You are asked to repeat the listing word for word and to leave out its pictures.

START Entries supplied

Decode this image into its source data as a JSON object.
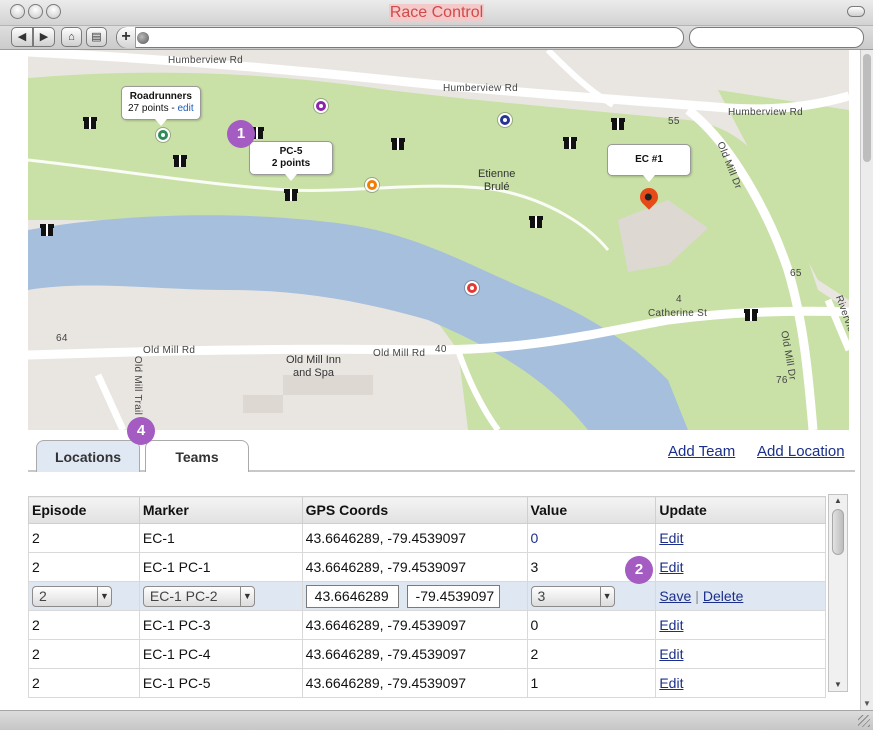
{
  "window": {
    "title": "Race Control"
  },
  "map": {
    "roads": [
      "Humberview Rd",
      "Humberview Rd",
      "Humberview Rd",
      "Old Mill Dr",
      "Old Mill Dr",
      "Old Mill Rd",
      "Old Mill Rd",
      "Catherine St",
      "Old Mill Trail",
      "Riverview"
    ],
    "places": {
      "etienne": "Etienne\nBrulé",
      "old_mill_inn": "Old Mill Inn\nand Spa"
    },
    "numbers": [
      "55",
      "65",
      "64",
      "40",
      "4",
      "76"
    ],
    "callouts": {
      "roadrunners": {
        "name": "Roadrunners",
        "points": "27 points -",
        "edit": "edit"
      },
      "pc5": {
        "name": "PC-5",
        "points": "2 points"
      },
      "ec1": {
        "name": "EC #1"
      }
    },
    "marker_colors": {
      "green": "#2e8b57",
      "purple": "#8e24aa",
      "blue": "#283593",
      "orange": "#f57c00",
      "red": "#e53935",
      "pin": "#e64a19"
    }
  },
  "annotations": {
    "badge1": "1",
    "badge2": "2",
    "badge4": "4"
  },
  "tabs": {
    "locations": "Locations",
    "teams": "Teams"
  },
  "links": {
    "add_team": "Add Team",
    "add_location": "Add Location"
  },
  "table": {
    "headers": [
      "Episode",
      "Marker",
      "GPS Coords",
      "Value",
      "Update"
    ],
    "rows": [
      {
        "episode": "2",
        "marker": "EC-1",
        "gps": "43.6646289, -79.4539097",
        "value": "0",
        "action": "Edit"
      },
      {
        "episode": "2",
        "marker": "EC-1 PC-1",
        "gps": "43.6646289, -79.4539097",
        "value": "3",
        "action": "Edit"
      },
      {
        "episode": "2",
        "marker": "EC-1 PC-2",
        "lat": "43.6646289",
        "lng": "-79.4539097",
        "value": "3",
        "save": "Save",
        "delete": "Delete"
      },
      {
        "episode": "2",
        "marker": "EC-1 PC-3",
        "gps": "43.6646289, -79.4539097",
        "value": "0",
        "action": "Edit"
      },
      {
        "episode": "2",
        "marker": "EC-1 PC-4",
        "gps": "43.6646289, -79.4539097",
        "value": "2",
        "action": "Edit"
      },
      {
        "episode": "2",
        "marker": "EC-1 PC-5",
        "gps": "43.6646289, -79.4539097",
        "value": "1",
        "action": "Edit"
      }
    ]
  }
}
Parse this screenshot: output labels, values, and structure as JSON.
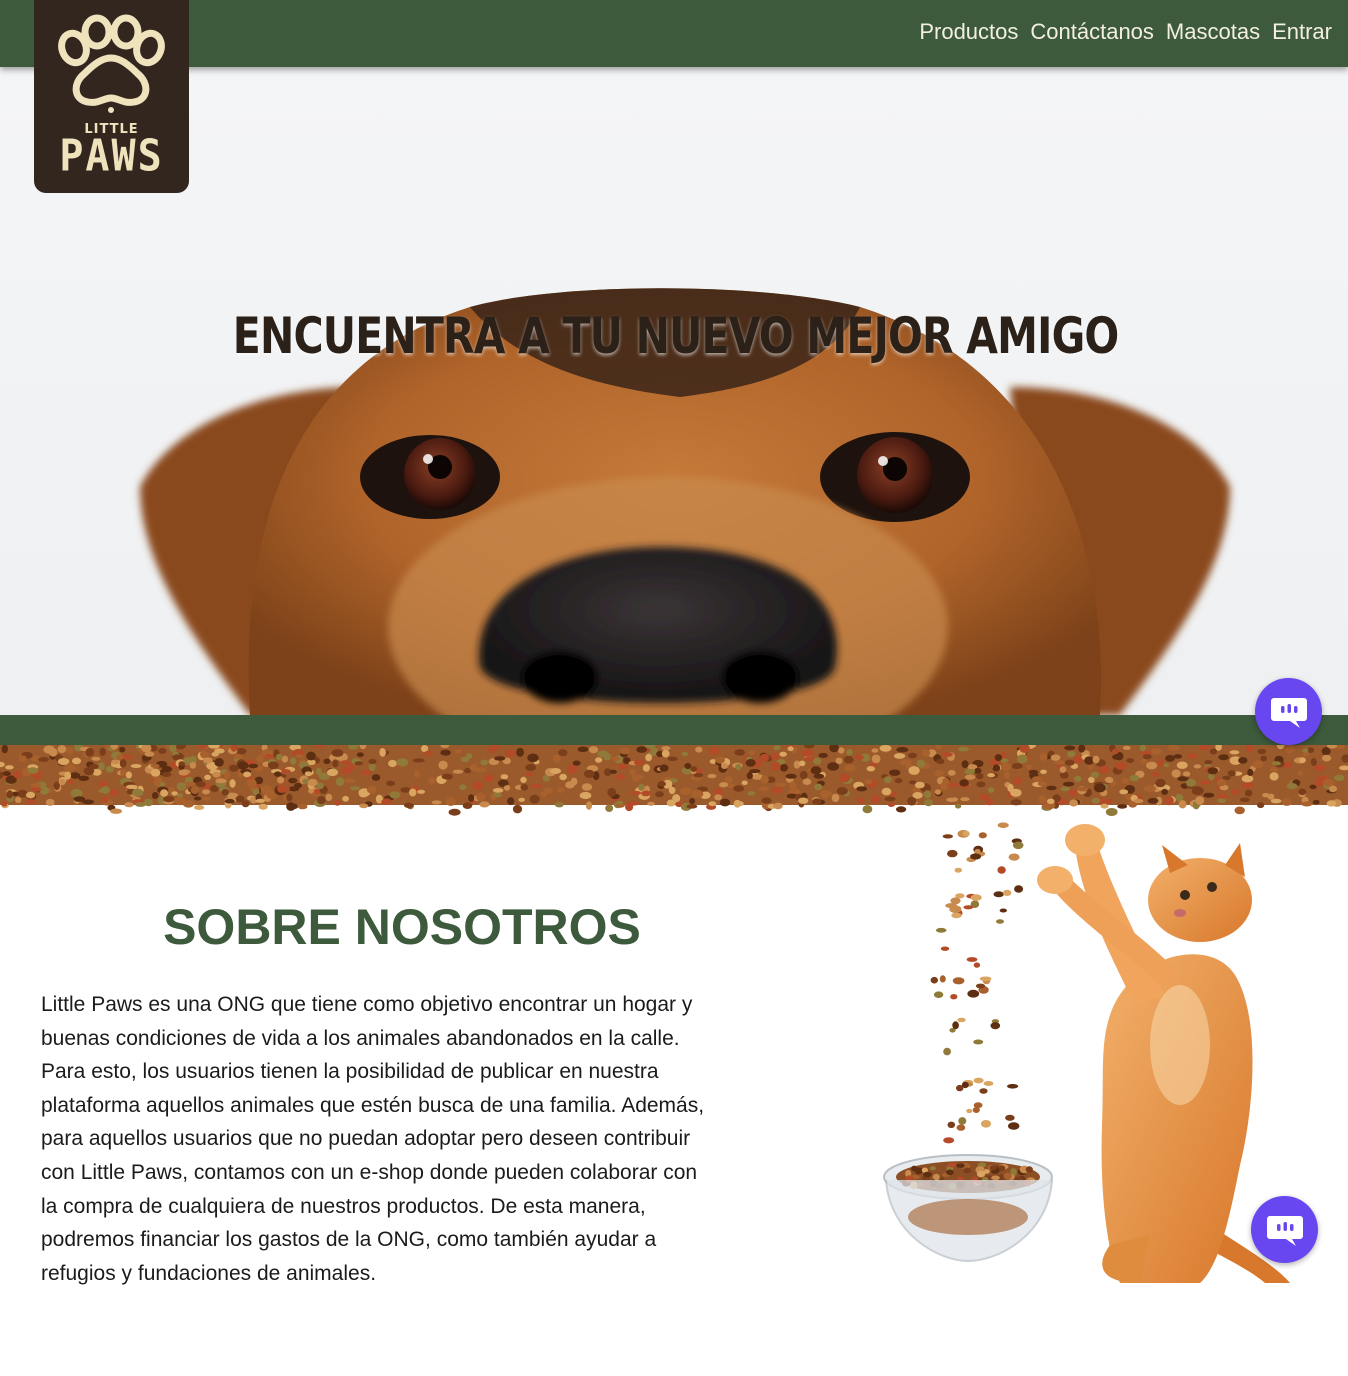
{
  "brand": {
    "small": "LITTLE",
    "big": "PAWS"
  },
  "nav": {
    "items": [
      "Productos",
      "Contáctanos",
      "Mascotas",
      "Entrar"
    ]
  },
  "hero": {
    "title": "ENCUENTRA A TU NUEVO MEJOR AMIGO"
  },
  "about": {
    "title": "SOBRE NOSOTROS",
    "lines": [
      "Little Paws es una ONG que tiene como objetivo encontrar un hogar y",
      "buenas condiciones de vida a los animales abandonados en la calle.",
      "Para esto, los usuarios tienen la posibilidad de publicar en nuestra",
      "plataforma aquellos animales que estén busca de una familia. Además,",
      "para aquellos usuarios que no puedan adoptar pero deseen contribuir",
      "con Little Paws, contamos con un e-shop donde pueden colaborar con",
      "la compra de cualquiera de nuestros productos. De esta manera,",
      "podremos financiar los gastos de la ONG, como también ayudar a",
      "refugios y fundaciones de animales."
    ]
  },
  "icons": {
    "logo": "paw-icon",
    "chat": "chat-icon"
  },
  "colors": {
    "nav_green": "#3d5a3c",
    "logo_brown": "#33261e",
    "chat_purple": "#6847f0"
  }
}
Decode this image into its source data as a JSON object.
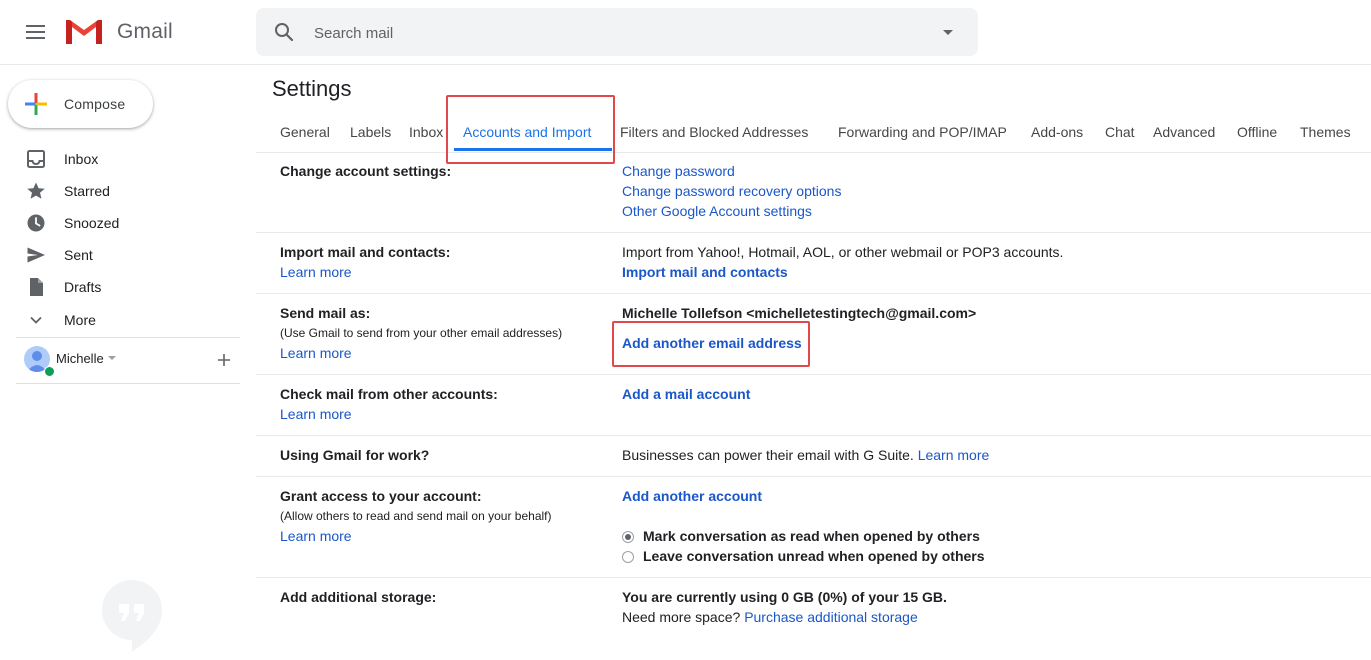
{
  "header": {
    "app_name": "Gmail",
    "search_placeholder": "Search mail"
  },
  "sidebar": {
    "compose_label": "Compose",
    "items": [
      {
        "label": "Inbox",
        "icon": "inbox-icon"
      },
      {
        "label": "Starred",
        "icon": "star-icon"
      },
      {
        "label": "Snoozed",
        "icon": "clock-icon"
      },
      {
        "label": "Sent",
        "icon": "send-icon"
      },
      {
        "label": "Drafts",
        "icon": "draft-icon"
      },
      {
        "label": "More",
        "icon": "chevron-down-icon"
      }
    ],
    "user_name": "Michelle"
  },
  "main": {
    "title": "Settings",
    "tabs": [
      "General",
      "Labels",
      "Inbox",
      "Accounts and Import",
      "Filters and Blocked Addresses",
      "Forwarding and POP/IMAP",
      "Add-ons",
      "Chat",
      "Advanced",
      "Offline",
      "Themes"
    ],
    "active_tab": "Accounts and Import",
    "rows": {
      "change_account": {
        "label": "Change account settings:",
        "links": [
          "Change password",
          "Change password recovery options",
          "Other Google Account settings"
        ]
      },
      "import": {
        "label": "Import mail and contacts:",
        "learn_more": "Learn more",
        "text": "Import from Yahoo!, Hotmail, AOL, or other webmail or POP3 accounts.",
        "action": "Import mail and contacts"
      },
      "send_as": {
        "label": "Send mail as:",
        "sub": "(Use Gmail to send from your other email addresses)",
        "learn_more": "Learn more",
        "address": "Michelle Tollefson <michelletestingtech@gmail.com>",
        "action": "Add another email address"
      },
      "check_mail": {
        "label": "Check mail from other accounts:",
        "learn_more": "Learn more",
        "action": "Add a mail account"
      },
      "work": {
        "label": "Using Gmail for work?",
        "text": "Businesses can power their email with G Suite.",
        "link": "Learn more"
      },
      "grant": {
        "label": "Grant access to your account:",
        "sub": "(Allow others to read and send mail on your behalf)",
        "learn_more": "Learn more",
        "action": "Add another account",
        "options": [
          {
            "label": "Mark conversation as read when opened by others",
            "checked": true
          },
          {
            "label": "Leave conversation unread when opened by others",
            "checked": false
          }
        ]
      },
      "storage": {
        "label": "Add additional storage:",
        "usage": "You are currently using 0 GB (0%) of your 15 GB.",
        "need_more": "Need more space?",
        "link": "Purchase additional storage"
      }
    }
  },
  "colors": {
    "accent": "#1a73e8",
    "link": "#1a57c8",
    "highlight_box": "#e0484a",
    "gmail_red": "#ea4335"
  }
}
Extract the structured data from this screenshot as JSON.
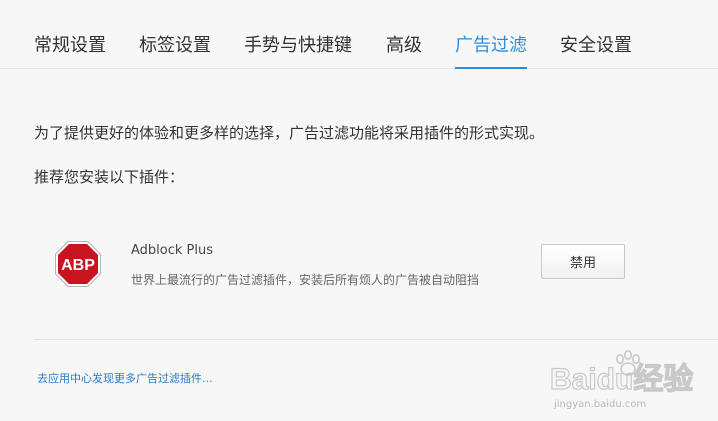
{
  "tabs": [
    {
      "label": "常规设置",
      "active": false
    },
    {
      "label": "标签设置",
      "active": false
    },
    {
      "label": "手势与快捷键",
      "active": false
    },
    {
      "label": "高级",
      "active": false
    },
    {
      "label": "广告过滤",
      "active": true
    },
    {
      "label": "安全设置",
      "active": false
    }
  ],
  "content": {
    "intro": "为了提供更好的体验和更多样的选择，广告过滤功能将采用插件的形式实现。",
    "recommend": "推荐您安装以下插件："
  },
  "plugin": {
    "icon": "abp-stop-sign-icon",
    "icon_text": "ABP",
    "name": "Adblock Plus",
    "description": "世界上最流行的广告过滤插件，安装后所有烦人的广告被自动阻挡",
    "button_label": "禁用"
  },
  "footer": {
    "link_text": "去应用中心发现更多广告过滤插件..."
  },
  "watermark": {
    "brand": "Baidu经验",
    "url": "jingyan.baidu.com"
  },
  "colors": {
    "accent": "#2a8fd8",
    "abp_red": "#c8141e",
    "link": "#2a7bc8"
  }
}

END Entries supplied

■ Expected answer ■
Decode this image into its source data as a JSON object.
{
  "window": {
    "title": "Race Control"
  },
  "map": {
    "roads": [
      "Humberview Rd",
      "Humberview Rd",
      "Humberview Rd",
      "Old Mill Dr",
      "Old Mill Dr",
      "Old Mill Rd",
      "Old Mill Rd",
      "Catherine St",
      "Old Mill Trail",
      "Riverview"
    ],
    "places": {
      "etienne": "Etienne\nBrulé",
      "old_mill_inn": "Old Mill Inn\nand Spa"
    },
    "numbers": [
      "55",
      "65",
      "64",
      "40",
      "4",
      "76"
    ],
    "callouts": {
      "roadrunners": {
        "name": "Roadrunners",
        "points": "27 points -",
        "edit": "edit"
      },
      "pc5": {
        "name": "PC-5",
        "points": "2 points"
      },
      "ec1": {
        "name": "EC #1"
      }
    },
    "marker_colors": {
      "green": "#2e8b57",
      "purple": "#8e24aa",
      "blue": "#283593",
      "orange": "#f57c00",
      "red": "#e53935",
      "pin": "#e64a19"
    }
  },
  "annotations": {
    "badge1": "1",
    "badge2": "2",
    "badge4": "4"
  },
  "tabs": {
    "locations": "Locations",
    "teams": "Teams"
  },
  "links": {
    "add_team": "Add Team",
    "add_location": "Add Location"
  },
  "table": {
    "headers": [
      "Episode",
      "Marker",
      "GPS Coords",
      "Value",
      "Update"
    ],
    "rows": [
      {
        "episode": "2",
        "marker": "EC-1",
        "gps": "43.6646289, -79.4539097",
        "value": "0",
        "action": "Edit"
      },
      {
        "episode": "2",
        "marker": "EC-1 PC-1",
        "gps": "43.6646289, -79.4539097",
        "value": "3",
        "action": "Edit"
      },
      {
        "episode": "2",
        "marker": "EC-1 PC-2",
        "lat": "43.6646289",
        "lng": "-79.4539097",
        "value": "3",
        "save": "Save",
        "delete": "Delete"
      },
      {
        "episode": "2",
        "marker": "EC-1 PC-3",
        "gps": "43.6646289, -79.4539097",
        "value": "0",
        "action": "Edit"
      },
      {
        "episode": "2",
        "marker": "EC-1 PC-4",
        "gps": "43.6646289, -79.4539097",
        "value": "2",
        "action": "Edit"
      },
      {
        "episode": "2",
        "marker": "EC-1 PC-5",
        "gps": "43.6646289, -79.4539097",
        "value": "1",
        "action": "Edit"
      }
    ]
  }
}
Parse this screenshot: output labels, values, and structure as JSON.
{
  "brand": {
    "small": "LITTLE",
    "big": "PAWS"
  },
  "nav": {
    "items": [
      "Productos",
      "Contáctanos",
      "Mascotas",
      "Entrar"
    ]
  },
  "hero": {
    "title": "ENCUENTRA A TU NUEVO MEJOR AMIGO"
  },
  "about": {
    "title": "SOBRE NOSOTROS",
    "lines": [
      "Little Paws es una ONG que tiene como objetivo encontrar un hogar y",
      "buenas condiciones de vida a los animales abandonados en la calle.",
      "Para esto, los usuarios tienen la posibilidad de publicar en nuestra",
      "plataforma aquellos animales que estén busca de una familia. Además,",
      "para aquellos usuarios que no puedan adoptar pero deseen contribuir",
      "con Little Paws, contamos con un e-shop donde pueden colaborar con",
      "la compra de cualquiera de nuestros productos. De esta manera,",
      "podremos financiar los gastos de la ONG, como también ayudar a",
      "refugios y fundaciones de animales."
    ]
  },
  "icons": {
    "logo": "paw-icon",
    "chat": "chat-icon"
  },
  "colors": {
    "nav_green": "#3d5a3c",
    "logo_brown": "#33261e",
    "chat_purple": "#6847f0"
  }
}
Decode this image into its source data as a JSON object.
{
  "header": {
    "app_name": "Gmail",
    "search_placeholder": "Search mail"
  },
  "sidebar": {
    "compose_label": "Compose",
    "items": [
      {
        "label": "Inbox",
        "icon": "inbox-icon"
      },
      {
        "label": "Starred",
        "icon": "star-icon"
      },
      {
        "label": "Snoozed",
        "icon": "clock-icon"
      },
      {
        "label": "Sent",
        "icon": "send-icon"
      },
      {
        "label": "Drafts",
        "icon": "draft-icon"
      },
      {
        "label": "More",
        "icon": "chevron-down-icon"
      }
    ],
    "user_name": "Michelle"
  },
  "main": {
    "title": "Settings",
    "tabs": [
      "General",
      "Labels",
      "Inbox",
      "Accounts and Import",
      "Filters and Blocked Addresses",
      "Forwarding and POP/IMAP",
      "Add-ons",
      "Chat",
      "Advanced",
      "Offline",
      "Themes"
    ],
    "active_tab": "Accounts and Import",
    "rows": {
      "change_account": {
        "label": "Change account settings:",
        "links": [
          "Change password",
          "Change password recovery options",
          "Other Google Account settings"
        ]
      },
      "import": {
        "label": "Import mail and contacts:",
        "learn_more": "Learn more",
        "text": "Import from Yahoo!, Hotmail, AOL, or other webmail or POP3 accounts.",
        "action": "Import mail and contacts"
      },
      "send_as": {
        "label": "Send mail as:",
        "sub": "(Use Gmail to send from your other email addresses)",
        "learn_more": "Learn more",
        "address": "Michelle Tollefson <michelletestingtech@gmail.com>",
        "action": "Add another email address"
      },
      "check_mail": {
        "label": "Check mail from other accounts:",
        "learn_more": "Learn more",
        "action": "Add a mail account"
      },
      "work": {
        "label": "Using Gmail for work?",
        "text": "Businesses can power their email with G Suite.",
        "link": "Learn more"
      },
      "grant": {
        "label": "Grant access to your account:",
        "sub": "(Allow others to read and send mail on your behalf)",
        "learn_more": "Learn more",
        "action": "Add another account",
        "options": [
          {
            "label": "Mark conversation as read when opened by others",
            "checked": true
          },
          {
            "label": "Leave conversation unread when opened by others",
            "checked": false
          }
        ]
      },
      "storage": {
        "label": "Add additional storage:",
        "usage": "You are currently using 0 GB (0%) of your 15 GB.",
        "need_more": "Need more space?",
        "link": "Purchase additional storage"
      }
    }
  },
  "colors": {
    "accent": "#1a73e8",
    "link": "#1a57c8",
    "highlight_box": "#e0484a",
    "gmail_red": "#ea4335"
  }
}
Extract the structured data from this screenshot as JSON.
{
  "tabs": [
    {
      "label": "常规设置",
      "active": false
    },
    {
      "label": "标签设置",
      "active": false
    },
    {
      "label": "手势与快捷键",
      "active": false
    },
    {
      "label": "高级",
      "active": false
    },
    {
      "label": "广告过滤",
      "active": true
    },
    {
      "label": "安全设置",
      "active": false
    }
  ],
  "content": {
    "intro": "为了提供更好的体验和更多样的选择，广告过滤功能将采用插件的形式实现。",
    "recommend": "推荐您安装以下插件："
  },
  "plugin": {
    "icon": "abp-stop-sign-icon",
    "icon_text": "ABP",
    "name": "Adblock Plus",
    "description": "世界上最流行的广告过滤插件，安装后所有烦人的广告被自动阻挡",
    "button_label": "禁用"
  },
  "footer": {
    "link_text": "去应用中心发现更多广告过滤插件..."
  },
  "watermark": {
    "brand": "Baidu经验",
    "url": "jingyan.baidu.com"
  },
  "colors": {
    "accent": "#2a8fd8",
    "abp_red": "#c8141e",
    "link": "#2a7bc8"
  }
}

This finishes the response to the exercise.